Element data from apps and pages
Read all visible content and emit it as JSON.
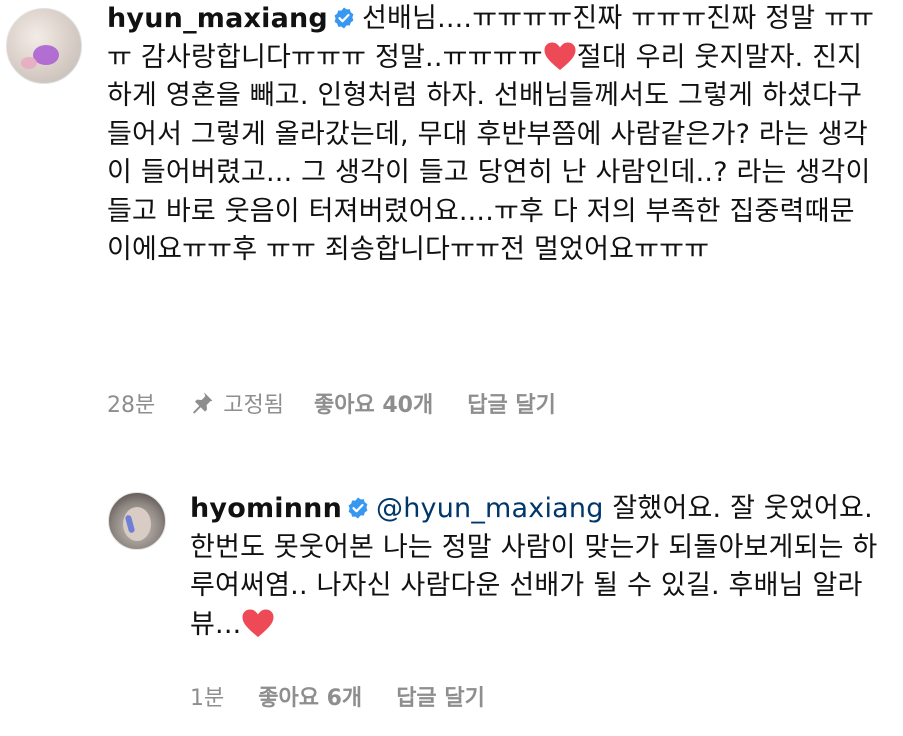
{
  "comments": [
    {
      "username": "hyun_maxiang",
      "text_before_heart": "선배님....ㅠㅠㅠㅠ진짜 ㅠㅠㅠ진짜 정말 ㅠㅠㅠ 감사랑합니다ㅠㅠㅠ 정말..ㅠㅠㅠㅠ",
      "text_after_heart": "절대 우리 웃지말자. 진지하게 영혼을 빼고. 인형처럼 하자. 선배님들께서도 그렇게 하셨다구 들어서 그렇게 올라갔는데, 무대 후반부쯤에 사람같은가? 라는 생각이 들어버렸고... 그 생각이 들고 당연히 난 사람인데..? 라는 생각이 들고 바로 웃음이 터져버렸어요....ㅠ후 다 저의 부족한 집중력때문이에요ㅠㅠ후 ㅠㅠ 죄송합니다ㅠㅠ전 멀었어요ㅠㅠㅠ",
      "time": "28분",
      "pinned_label": "고정됨",
      "likes_label": "좋아요 40개",
      "reply_label": "답글 달기"
    },
    {
      "username": "hyominnn",
      "mention": "@hyun_maxiang",
      "text": "잘했어요. 잘 웃었어요. 한번도 못웃어본 나는 정말 사람이 맞는가 되돌아보게되는 하루여써염.. 나자신 사람다운 선배가 될 수 있길. 후배님 알라뷰...",
      "time": "1분",
      "likes_label": "좋아요 6개",
      "reply_label": "답글 달기"
    }
  ],
  "colors": {
    "verified": "#3897f0",
    "heart": "#ed4956",
    "meta": "#8e8e8e",
    "mention": "#00376b"
  },
  "icons": {
    "verified": "verified-badge-icon",
    "pin": "pin-icon",
    "heart": "heart-emoji-icon"
  }
}
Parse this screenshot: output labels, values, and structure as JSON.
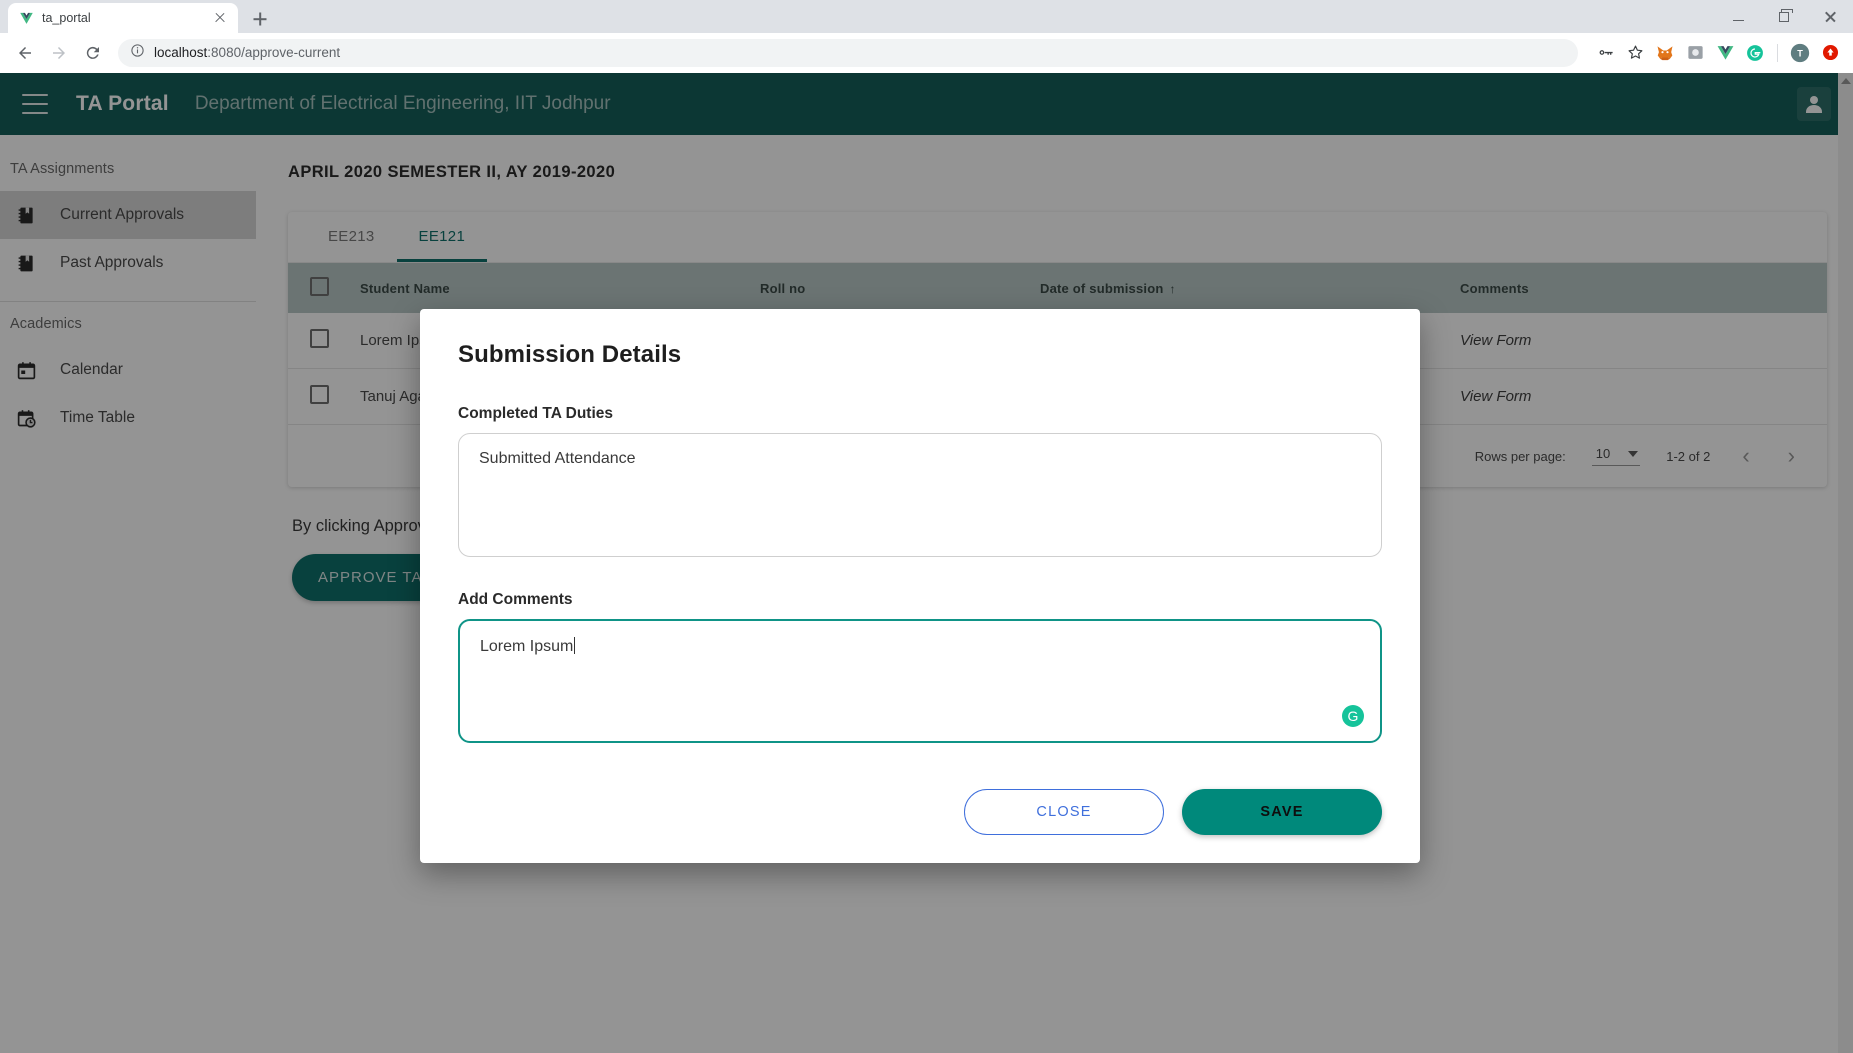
{
  "browser": {
    "tab": {
      "title": "ta_portal",
      "favicon": "vue-logo-icon"
    },
    "new_tab_label": "+",
    "url_host": "localhost",
    "url_rest": ":8080/approve-current",
    "extensions": [
      "key-icon",
      "star-icon",
      "metamask-fox-icon",
      "grayscale-extension-icon",
      "vue-devtools-icon",
      "grammarly-icon",
      "profile-avatar-t",
      "update-available-icon"
    ],
    "profile_initial": "T",
    "window_controls": [
      "minimize",
      "restore",
      "close"
    ]
  },
  "header": {
    "brand": "TA Portal",
    "department": "Department of Electrical Engineering, IIT Jodhpur",
    "menu_icon": "hamburger-menu-icon",
    "avatar_icon": "account-avatar-icon"
  },
  "sidebar": {
    "sections": [
      {
        "label": "TA Assignments",
        "items": [
          {
            "label": "Current Approvals",
            "icon": "notebook-icon",
            "active": true
          },
          {
            "label": "Past Approvals",
            "icon": "notebook-icon",
            "active": false
          }
        ]
      },
      {
        "label": "Academics",
        "items": [
          {
            "label": "Calendar",
            "icon": "calendar-icon",
            "active": false
          },
          {
            "label": "Time Table",
            "icon": "calendar-clock-icon",
            "active": false
          }
        ]
      }
    ]
  },
  "main": {
    "page_title": "APRIL 2020 SEMESTER II, AY 2019-2020",
    "tabs": [
      {
        "label": "EE213",
        "active": false
      },
      {
        "label": "EE121",
        "active": true
      }
    ],
    "table": {
      "columns": [
        "Student Name",
        "Roll no",
        "Date of submission",
        "Comments"
      ],
      "sort_column": "Date of submission",
      "sort_arrow": "↑",
      "rows": [
        {
          "name": "Lorem Ipsum",
          "roll": "",
          "date": "",
          "comments": "View Form"
        },
        {
          "name": "Tanuj Agarwal",
          "roll": "",
          "date": "",
          "comments": "View Form"
        }
      ]
    },
    "pagination": {
      "rows_per_page_label": "Rows per page:",
      "rows_per_page_value": "10",
      "range": "1-2 of 2",
      "prev_icon": "chevron-left-icon",
      "next_icon": "chevron-right-icon"
    },
    "approve_note": "By clicking Approve,",
    "approve_button": "APPROVE TA REL"
  },
  "dialog": {
    "title": "Submission Details",
    "duties_label": "Completed TA Duties",
    "duties_value": "Submitted Attendance",
    "comments_label": "Add Comments",
    "comments_value": "Lorem Ipsum",
    "grammarly_badge": "G",
    "close_label": "CLOSE",
    "save_label": "SAVE"
  },
  "colors": {
    "header_teal": "#15605b",
    "accent_teal": "#0f706b",
    "save_teal": "#00897b",
    "close_blue": "#3f6fdc",
    "table_header": "#b9c8c6",
    "grammarly_green": "#15c39a"
  }
}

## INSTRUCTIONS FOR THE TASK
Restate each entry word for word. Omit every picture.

## TASK ANSWER
Read all visible content and emit it as JSON.
{
  "comments": [
    {
      "username": "hyun_maxiang",
      "text_before_heart": "선배님....ㅠㅠㅠㅠ진짜 ㅠㅠㅠ진짜 정말 ㅠㅠㅠ 감사랑합니다ㅠㅠㅠ 정말..ㅠㅠㅠㅠ",
      "text_after_heart": "절대 우리 웃지말자. 진지하게 영혼을 빼고. 인형처럼 하자. 선배님들께서도 그렇게 하셨다구 들어서 그렇게 올라갔는데, 무대 후반부쯤에 사람같은가? 라는 생각이 들어버렸고... 그 생각이 들고 당연히 난 사람인데..? 라는 생각이 들고 바로 웃음이 터져버렸어요....ㅠ후 다 저의 부족한 집중력때문이에요ㅠㅠ후 ㅠㅠ 죄송합니다ㅠㅠ전 멀었어요ㅠㅠㅠ",
      "time": "28분",
      "pinned_label": "고정됨",
      "likes_label": "좋아요 40개",
      "reply_label": "답글 달기"
    },
    {
      "username": "hyominnn",
      "mention": "@hyun_maxiang",
      "text": "잘했어요. 잘 웃었어요. 한번도 못웃어본 나는 정말 사람이 맞는가 되돌아보게되는 하루여써염.. 나자신 사람다운 선배가 될 수 있길. 후배님 알라뷰...",
      "time": "1분",
      "likes_label": "좋아요 6개",
      "reply_label": "답글 달기"
    }
  ],
  "colors": {
    "verified": "#3897f0",
    "heart": "#ed4956",
    "meta": "#8e8e8e",
    "mention": "#00376b"
  },
  "icons": {
    "verified": "verified-badge-icon",
    "pin": "pin-icon",
    "heart": "heart-emoji-icon"
  }
}
Parse this screenshot: output labels, values, and structure as JSON.
{
  "browser": {
    "tab": {
      "title": "ta_portal",
      "favicon": "vue-logo-icon"
    },
    "new_tab_label": "+",
    "url_host": "localhost",
    "url_rest": ":8080/approve-current",
    "extensions": [
      "key-icon",
      "star-icon",
      "metamask-fox-icon",
      "grayscale-extension-icon",
      "vue-devtools-icon",
      "grammarly-icon",
      "profile-avatar-t",
      "update-available-icon"
    ],
    "profile_initial": "T",
    "window_controls": [
      "minimize",
      "restore",
      "close"
    ]
  },
  "header": {
    "brand": "TA Portal",
    "department": "Department of Electrical Engineering, IIT Jodhpur",
    "menu_icon": "hamburger-menu-icon",
    "avatar_icon": "account-avatar-icon"
  },
  "sidebar": {
    "sections": [
      {
        "label": "TA Assignments",
        "items": [
          {
            "label": "Current Approvals",
            "icon": "notebook-icon",
            "active": true
          },
          {
            "label": "Past Approvals",
            "icon": "notebook-icon",
            "active": false
          }
        ]
      },
      {
        "label": "Academics",
        "items": [
          {
            "label": "Calendar",
            "icon": "calendar-icon",
            "active": false
          },
          {
            "label": "Time Table",
            "icon": "calendar-clock-icon",
            "active": false
          }
        ]
      }
    ]
  },
  "main": {
    "page_title": "APRIL 2020 SEMESTER II, AY 2019-2020",
    "tabs": [
      {
        "label": "EE213",
        "active": false
      },
      {
        "label": "EE121",
        "active": true
      }
    ],
    "table": {
      "columns": [
        "Student Name",
        "Roll no",
        "Date of submission",
        "Comments"
      ],
      "sort_column": "Date of submission",
      "sort_arrow": "↑",
      "rows": [
        {
          "name": "Lorem Ipsum",
          "roll": "",
          "date": "",
          "comments": "View Form"
        },
        {
          "name": "Tanuj Agarwal",
          "roll": "",
          "date": "",
          "comments": "View Form"
        }
      ]
    },
    "pagination": {
      "rows_per_page_label": "Rows per page:",
      "rows_per_page_value": "10",
      "range": "1-2 of 2",
      "prev_icon": "chevron-left-icon",
      "next_icon": "chevron-right-icon"
    },
    "approve_note": "By clicking Approve,",
    "approve_button": "APPROVE TA REL"
  },
  "dialog": {
    "title": "Submission Details",
    "duties_label": "Completed TA Duties",
    "duties_value": "Submitted Attendance",
    "comments_label": "Add Comments",
    "comments_value": "Lorem Ipsum",
    "grammarly_badge": "G",
    "close_label": "CLOSE",
    "save_label": "SAVE"
  },
  "colors": {
    "header_teal": "#15605b",
    "accent_teal": "#0f706b",
    "save_teal": "#00897b",
    "close_blue": "#3f6fdc",
    "table_header": "#b9c8c6",
    "grammarly_green": "#15c39a"
  }
}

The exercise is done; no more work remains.